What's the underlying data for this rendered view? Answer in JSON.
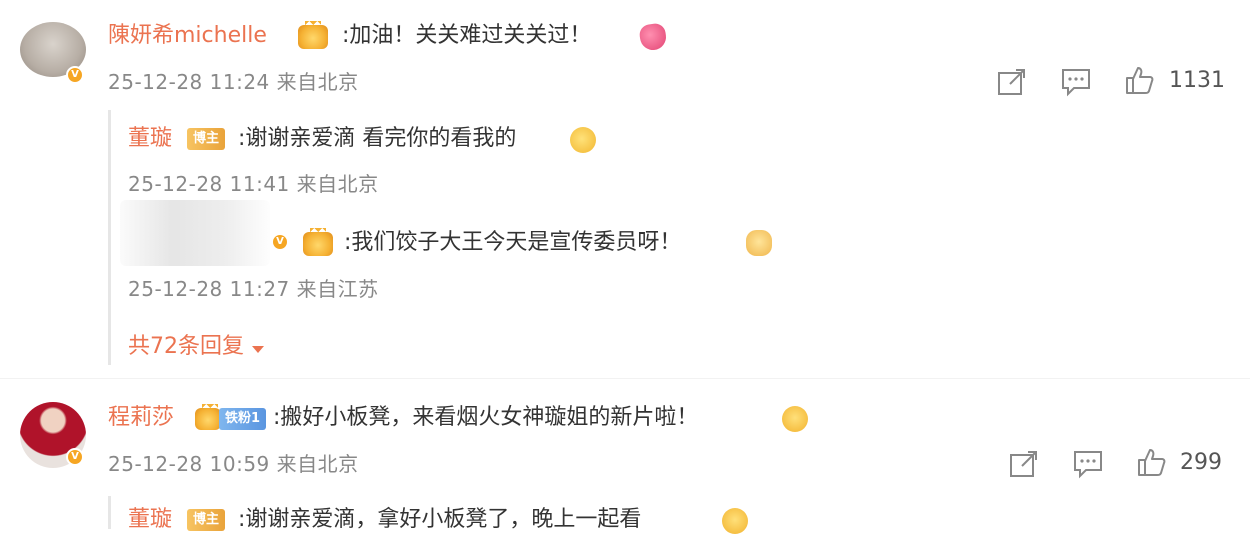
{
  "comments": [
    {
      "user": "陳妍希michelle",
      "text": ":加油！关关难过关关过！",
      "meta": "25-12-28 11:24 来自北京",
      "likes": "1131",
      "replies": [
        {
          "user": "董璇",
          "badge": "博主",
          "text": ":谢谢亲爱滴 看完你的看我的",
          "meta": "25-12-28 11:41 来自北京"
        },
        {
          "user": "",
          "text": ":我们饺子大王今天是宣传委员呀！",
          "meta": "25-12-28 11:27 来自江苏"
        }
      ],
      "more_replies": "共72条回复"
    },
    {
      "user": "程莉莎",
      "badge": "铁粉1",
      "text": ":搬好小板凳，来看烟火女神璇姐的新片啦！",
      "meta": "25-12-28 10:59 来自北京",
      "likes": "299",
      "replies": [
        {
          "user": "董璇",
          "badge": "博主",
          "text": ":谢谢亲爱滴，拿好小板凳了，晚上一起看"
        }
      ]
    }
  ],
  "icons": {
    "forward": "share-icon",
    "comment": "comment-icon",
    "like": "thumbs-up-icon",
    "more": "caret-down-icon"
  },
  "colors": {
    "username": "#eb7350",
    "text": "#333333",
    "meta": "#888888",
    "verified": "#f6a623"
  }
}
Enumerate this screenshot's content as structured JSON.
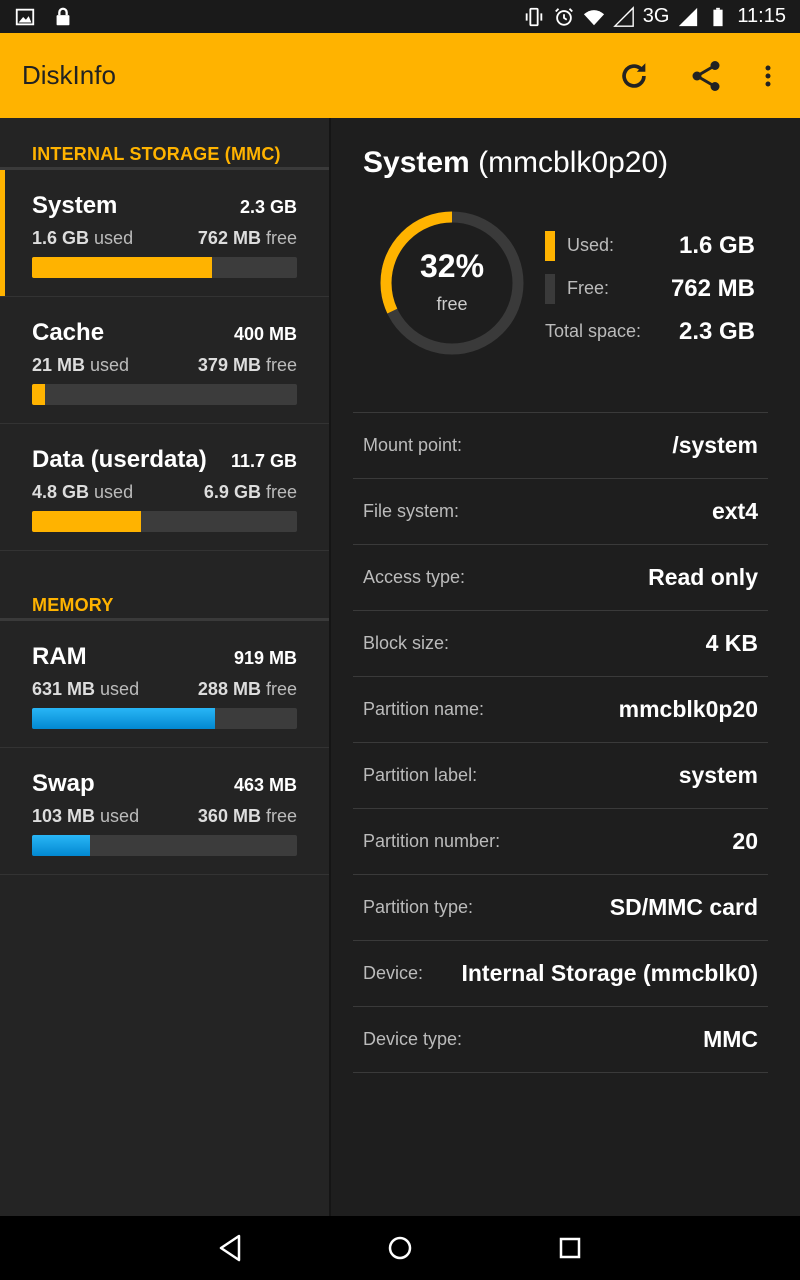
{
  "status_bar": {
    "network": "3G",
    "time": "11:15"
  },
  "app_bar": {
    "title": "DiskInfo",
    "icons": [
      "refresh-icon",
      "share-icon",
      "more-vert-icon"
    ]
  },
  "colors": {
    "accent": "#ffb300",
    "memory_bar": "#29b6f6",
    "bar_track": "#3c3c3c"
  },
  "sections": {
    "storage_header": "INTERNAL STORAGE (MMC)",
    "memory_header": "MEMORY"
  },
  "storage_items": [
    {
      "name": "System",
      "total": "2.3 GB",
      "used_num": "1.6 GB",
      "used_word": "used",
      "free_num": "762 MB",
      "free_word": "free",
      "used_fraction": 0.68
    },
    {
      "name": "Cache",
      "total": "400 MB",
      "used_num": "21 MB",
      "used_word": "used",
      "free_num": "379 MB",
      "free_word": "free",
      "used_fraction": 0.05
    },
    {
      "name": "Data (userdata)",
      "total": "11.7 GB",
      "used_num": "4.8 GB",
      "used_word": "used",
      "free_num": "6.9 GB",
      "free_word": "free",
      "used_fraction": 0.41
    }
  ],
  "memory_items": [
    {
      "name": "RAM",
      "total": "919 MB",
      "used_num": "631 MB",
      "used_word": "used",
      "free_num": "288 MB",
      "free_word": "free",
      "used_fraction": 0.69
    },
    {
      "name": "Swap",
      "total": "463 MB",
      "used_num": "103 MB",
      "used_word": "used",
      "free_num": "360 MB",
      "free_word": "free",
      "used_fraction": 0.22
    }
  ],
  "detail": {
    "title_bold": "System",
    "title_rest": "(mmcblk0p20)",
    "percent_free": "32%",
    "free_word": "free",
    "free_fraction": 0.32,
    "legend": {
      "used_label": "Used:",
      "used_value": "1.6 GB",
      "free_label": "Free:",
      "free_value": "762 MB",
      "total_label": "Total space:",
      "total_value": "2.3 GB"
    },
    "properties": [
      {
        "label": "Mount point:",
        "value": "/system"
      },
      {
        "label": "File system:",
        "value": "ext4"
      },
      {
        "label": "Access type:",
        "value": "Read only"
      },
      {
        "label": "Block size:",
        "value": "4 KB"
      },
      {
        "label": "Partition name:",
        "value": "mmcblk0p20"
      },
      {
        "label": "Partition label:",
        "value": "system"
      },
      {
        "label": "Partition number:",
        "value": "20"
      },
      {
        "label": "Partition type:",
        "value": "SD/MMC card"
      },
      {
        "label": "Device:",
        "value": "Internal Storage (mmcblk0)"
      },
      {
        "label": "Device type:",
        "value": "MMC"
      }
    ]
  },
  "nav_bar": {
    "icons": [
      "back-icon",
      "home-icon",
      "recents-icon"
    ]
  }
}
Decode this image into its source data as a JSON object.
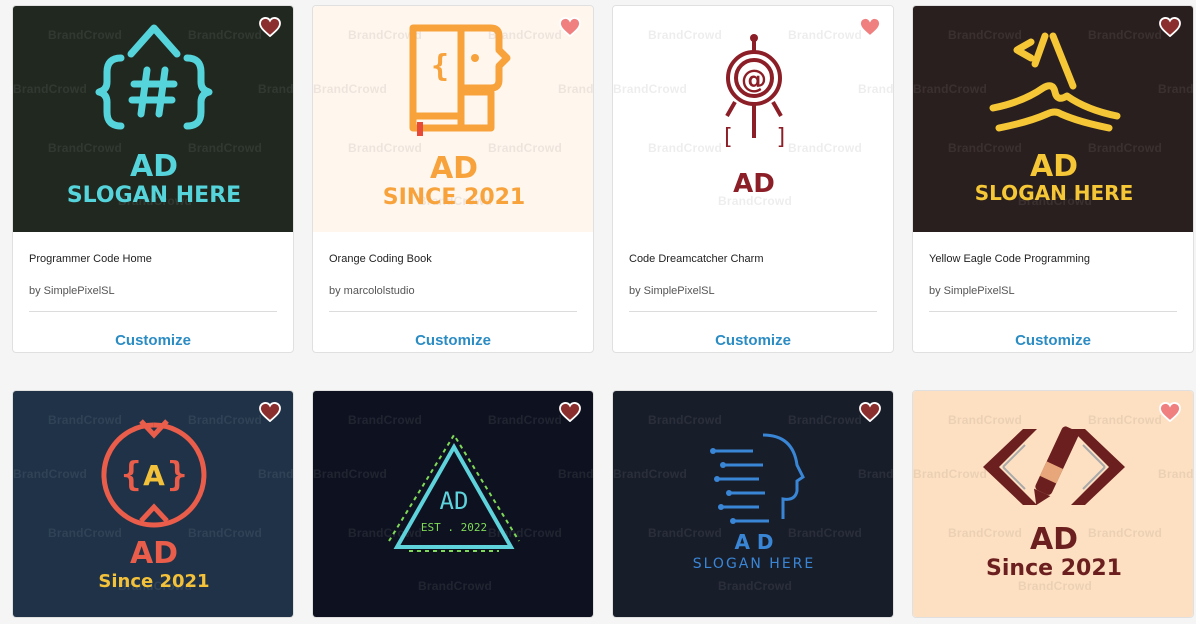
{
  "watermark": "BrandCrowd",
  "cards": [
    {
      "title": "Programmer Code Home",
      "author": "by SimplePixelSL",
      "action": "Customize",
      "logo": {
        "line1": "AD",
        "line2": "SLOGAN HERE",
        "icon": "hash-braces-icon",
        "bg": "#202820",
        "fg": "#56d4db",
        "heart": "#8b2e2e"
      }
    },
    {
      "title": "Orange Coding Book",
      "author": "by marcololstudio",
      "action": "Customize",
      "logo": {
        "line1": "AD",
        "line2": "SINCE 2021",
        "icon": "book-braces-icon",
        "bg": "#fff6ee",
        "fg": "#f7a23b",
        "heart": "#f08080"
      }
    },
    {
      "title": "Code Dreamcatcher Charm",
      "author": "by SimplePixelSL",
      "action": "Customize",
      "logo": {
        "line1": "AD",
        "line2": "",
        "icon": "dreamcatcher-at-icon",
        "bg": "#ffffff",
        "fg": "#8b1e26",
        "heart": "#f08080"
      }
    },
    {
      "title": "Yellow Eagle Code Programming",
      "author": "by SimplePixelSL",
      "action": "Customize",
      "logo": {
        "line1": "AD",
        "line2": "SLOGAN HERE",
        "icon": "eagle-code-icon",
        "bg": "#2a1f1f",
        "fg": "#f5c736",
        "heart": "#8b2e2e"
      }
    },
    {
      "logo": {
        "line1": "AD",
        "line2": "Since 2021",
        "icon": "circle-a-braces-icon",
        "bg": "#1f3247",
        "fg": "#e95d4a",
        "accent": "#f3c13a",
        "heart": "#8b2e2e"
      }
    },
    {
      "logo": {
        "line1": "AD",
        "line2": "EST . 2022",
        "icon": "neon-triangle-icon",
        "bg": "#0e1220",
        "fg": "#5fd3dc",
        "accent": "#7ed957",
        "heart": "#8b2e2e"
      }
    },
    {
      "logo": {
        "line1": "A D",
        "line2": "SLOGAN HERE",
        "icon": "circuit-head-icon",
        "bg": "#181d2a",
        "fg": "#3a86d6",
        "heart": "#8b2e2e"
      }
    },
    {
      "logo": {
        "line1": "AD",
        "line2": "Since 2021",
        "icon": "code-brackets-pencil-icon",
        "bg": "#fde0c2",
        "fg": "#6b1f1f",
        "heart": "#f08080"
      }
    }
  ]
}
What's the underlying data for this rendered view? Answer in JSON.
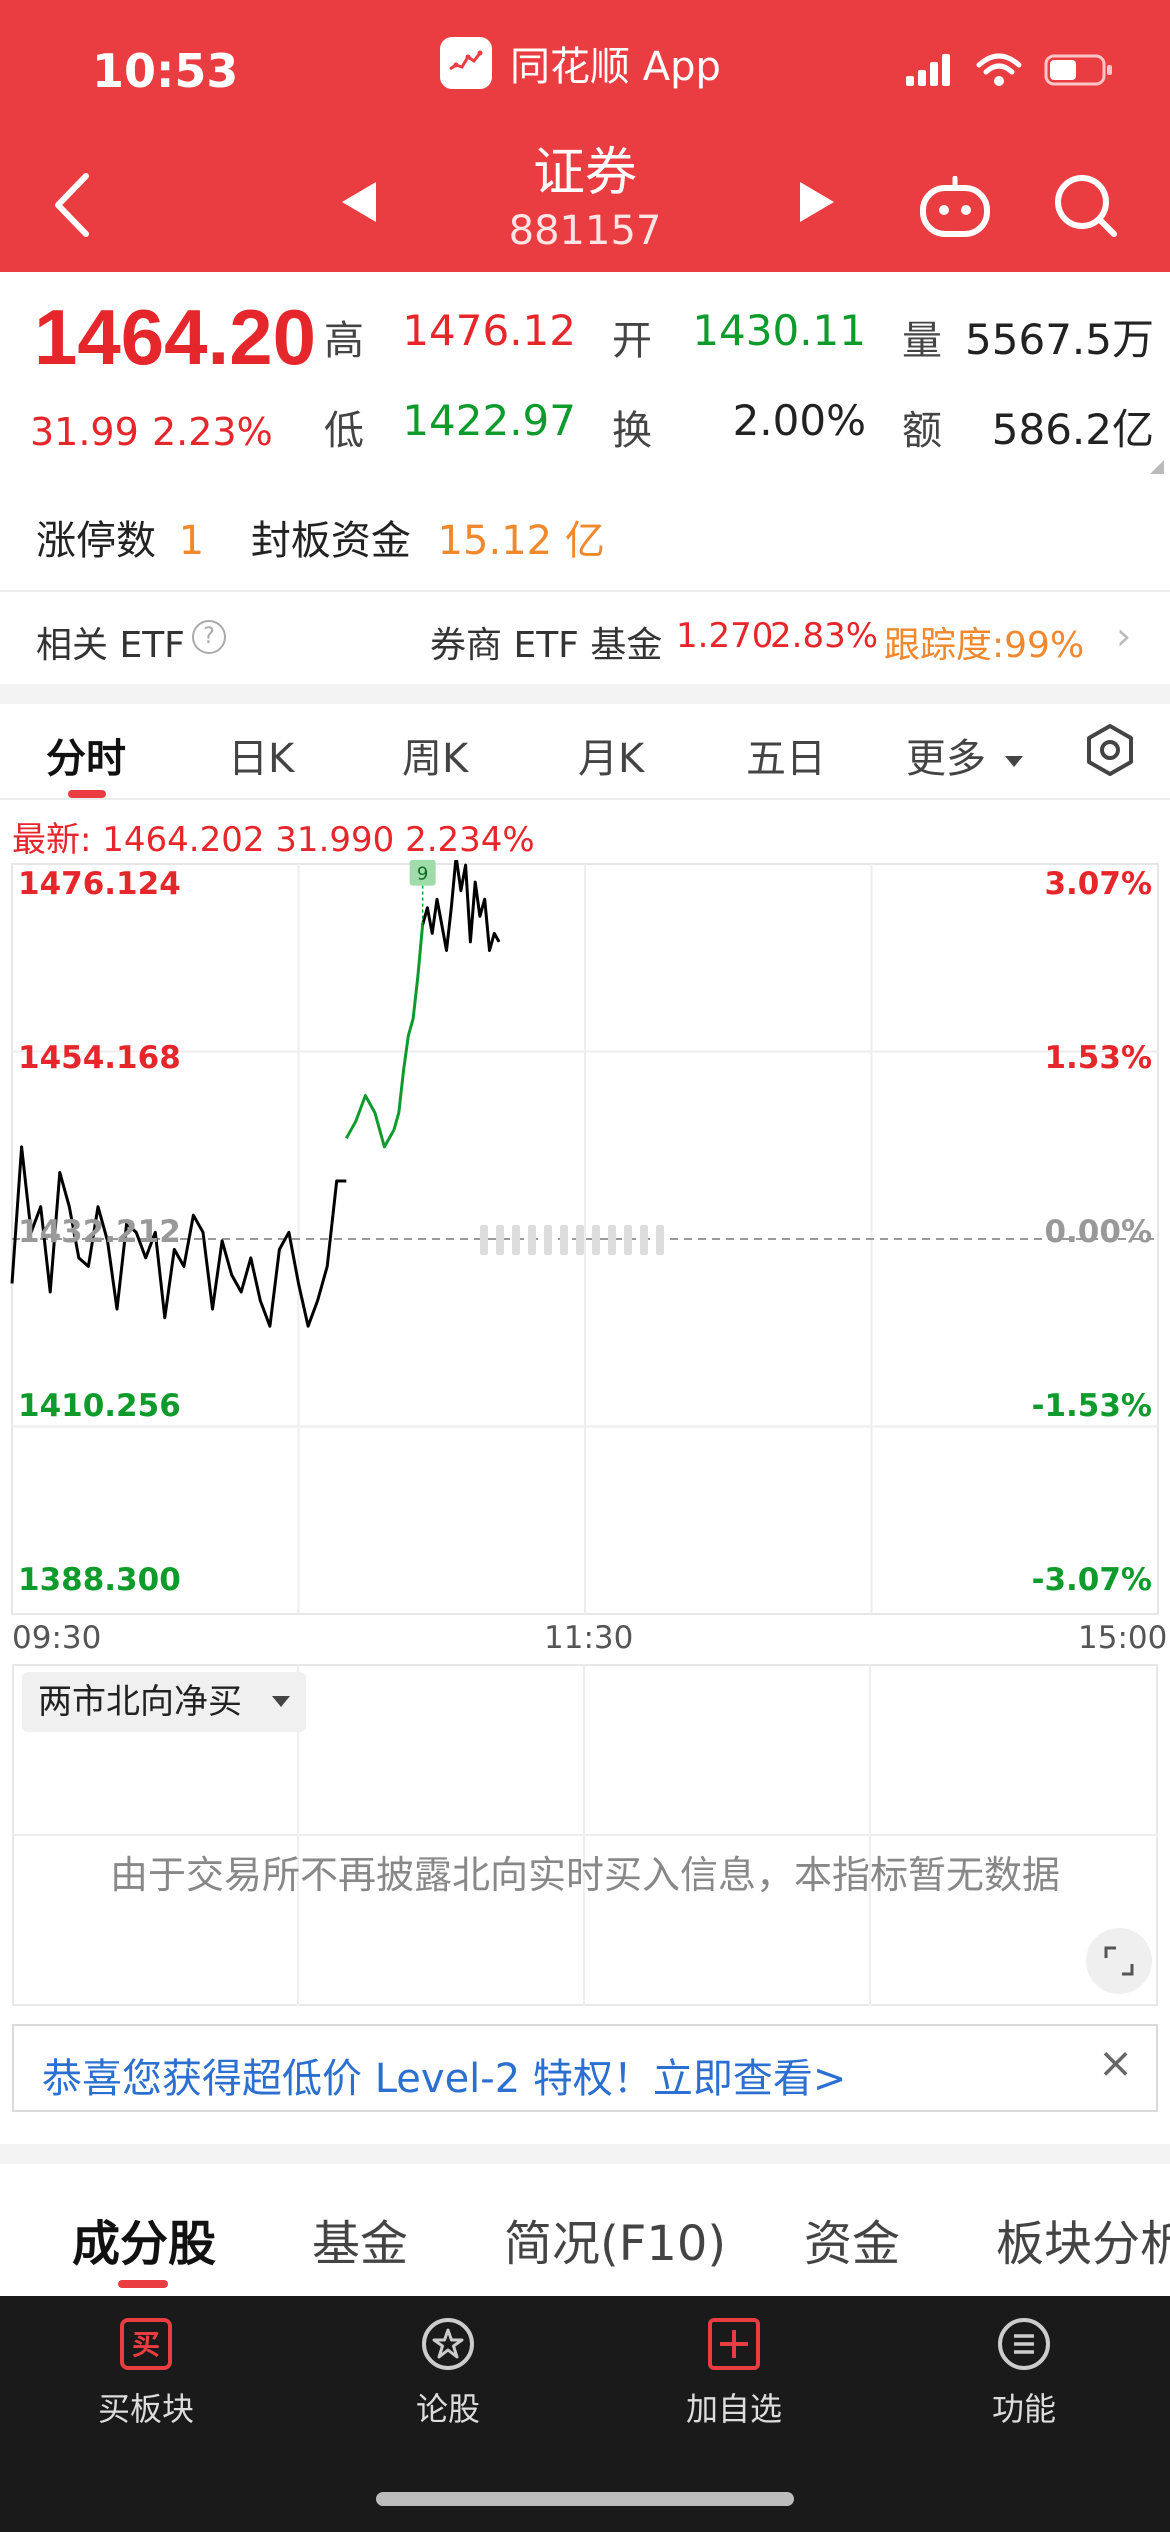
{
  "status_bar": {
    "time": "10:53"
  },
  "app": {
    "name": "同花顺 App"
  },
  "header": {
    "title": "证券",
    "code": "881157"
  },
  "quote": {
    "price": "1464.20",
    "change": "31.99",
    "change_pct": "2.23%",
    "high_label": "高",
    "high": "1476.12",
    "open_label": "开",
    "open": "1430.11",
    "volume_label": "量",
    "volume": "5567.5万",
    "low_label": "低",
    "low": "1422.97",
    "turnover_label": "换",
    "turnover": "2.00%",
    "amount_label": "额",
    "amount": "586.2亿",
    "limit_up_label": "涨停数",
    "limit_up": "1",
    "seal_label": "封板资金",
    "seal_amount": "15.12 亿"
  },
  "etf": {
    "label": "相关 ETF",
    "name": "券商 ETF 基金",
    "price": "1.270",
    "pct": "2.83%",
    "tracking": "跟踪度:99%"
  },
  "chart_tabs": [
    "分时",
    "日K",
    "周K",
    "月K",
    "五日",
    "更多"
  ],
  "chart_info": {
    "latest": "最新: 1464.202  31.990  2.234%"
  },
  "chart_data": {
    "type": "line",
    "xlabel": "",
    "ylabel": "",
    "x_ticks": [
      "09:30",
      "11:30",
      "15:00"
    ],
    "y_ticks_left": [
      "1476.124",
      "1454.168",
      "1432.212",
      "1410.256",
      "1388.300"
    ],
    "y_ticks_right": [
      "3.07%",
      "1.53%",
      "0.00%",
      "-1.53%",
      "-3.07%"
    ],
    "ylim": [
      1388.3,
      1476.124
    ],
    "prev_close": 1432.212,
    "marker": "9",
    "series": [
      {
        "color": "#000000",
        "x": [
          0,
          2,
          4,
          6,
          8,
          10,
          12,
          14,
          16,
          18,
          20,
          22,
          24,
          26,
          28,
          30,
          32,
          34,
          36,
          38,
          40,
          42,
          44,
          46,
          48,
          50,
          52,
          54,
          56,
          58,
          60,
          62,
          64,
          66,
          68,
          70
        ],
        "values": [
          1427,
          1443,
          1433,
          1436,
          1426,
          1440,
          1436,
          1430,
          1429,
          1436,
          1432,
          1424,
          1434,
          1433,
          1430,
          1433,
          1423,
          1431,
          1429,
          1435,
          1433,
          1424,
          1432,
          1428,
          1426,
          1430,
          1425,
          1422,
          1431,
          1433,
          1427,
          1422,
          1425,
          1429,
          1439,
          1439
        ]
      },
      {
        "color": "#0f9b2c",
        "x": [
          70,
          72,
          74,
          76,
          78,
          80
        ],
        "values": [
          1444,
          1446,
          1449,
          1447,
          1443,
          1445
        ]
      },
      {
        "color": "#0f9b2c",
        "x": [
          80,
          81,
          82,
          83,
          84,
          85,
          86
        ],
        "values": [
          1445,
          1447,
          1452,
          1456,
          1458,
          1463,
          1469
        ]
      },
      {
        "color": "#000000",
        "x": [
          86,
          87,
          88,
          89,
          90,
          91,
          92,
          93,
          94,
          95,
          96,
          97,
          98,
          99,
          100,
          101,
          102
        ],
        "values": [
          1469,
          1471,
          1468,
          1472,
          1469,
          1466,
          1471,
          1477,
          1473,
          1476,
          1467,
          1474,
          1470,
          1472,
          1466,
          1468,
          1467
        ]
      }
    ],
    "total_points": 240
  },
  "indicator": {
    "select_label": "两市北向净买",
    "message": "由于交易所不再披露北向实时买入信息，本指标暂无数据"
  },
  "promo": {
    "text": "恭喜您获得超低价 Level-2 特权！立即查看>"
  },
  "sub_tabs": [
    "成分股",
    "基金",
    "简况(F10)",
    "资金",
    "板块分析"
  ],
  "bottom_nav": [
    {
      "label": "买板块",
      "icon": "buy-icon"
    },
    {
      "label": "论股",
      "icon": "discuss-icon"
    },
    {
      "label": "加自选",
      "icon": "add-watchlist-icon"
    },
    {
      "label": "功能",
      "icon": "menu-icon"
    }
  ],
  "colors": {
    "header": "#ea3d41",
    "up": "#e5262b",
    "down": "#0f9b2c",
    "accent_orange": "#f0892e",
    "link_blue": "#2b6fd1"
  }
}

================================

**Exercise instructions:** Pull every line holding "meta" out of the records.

**Exercise output:**
      "meta": "25-12-28 11:24 来自北京",
          "meta": "25-12-28 11:41 来自北京"
          "meta": "25-12-28 11:27 来自江苏"
      "meta": "25-12-28 10:59 来自北京",
    "meta": "#888888",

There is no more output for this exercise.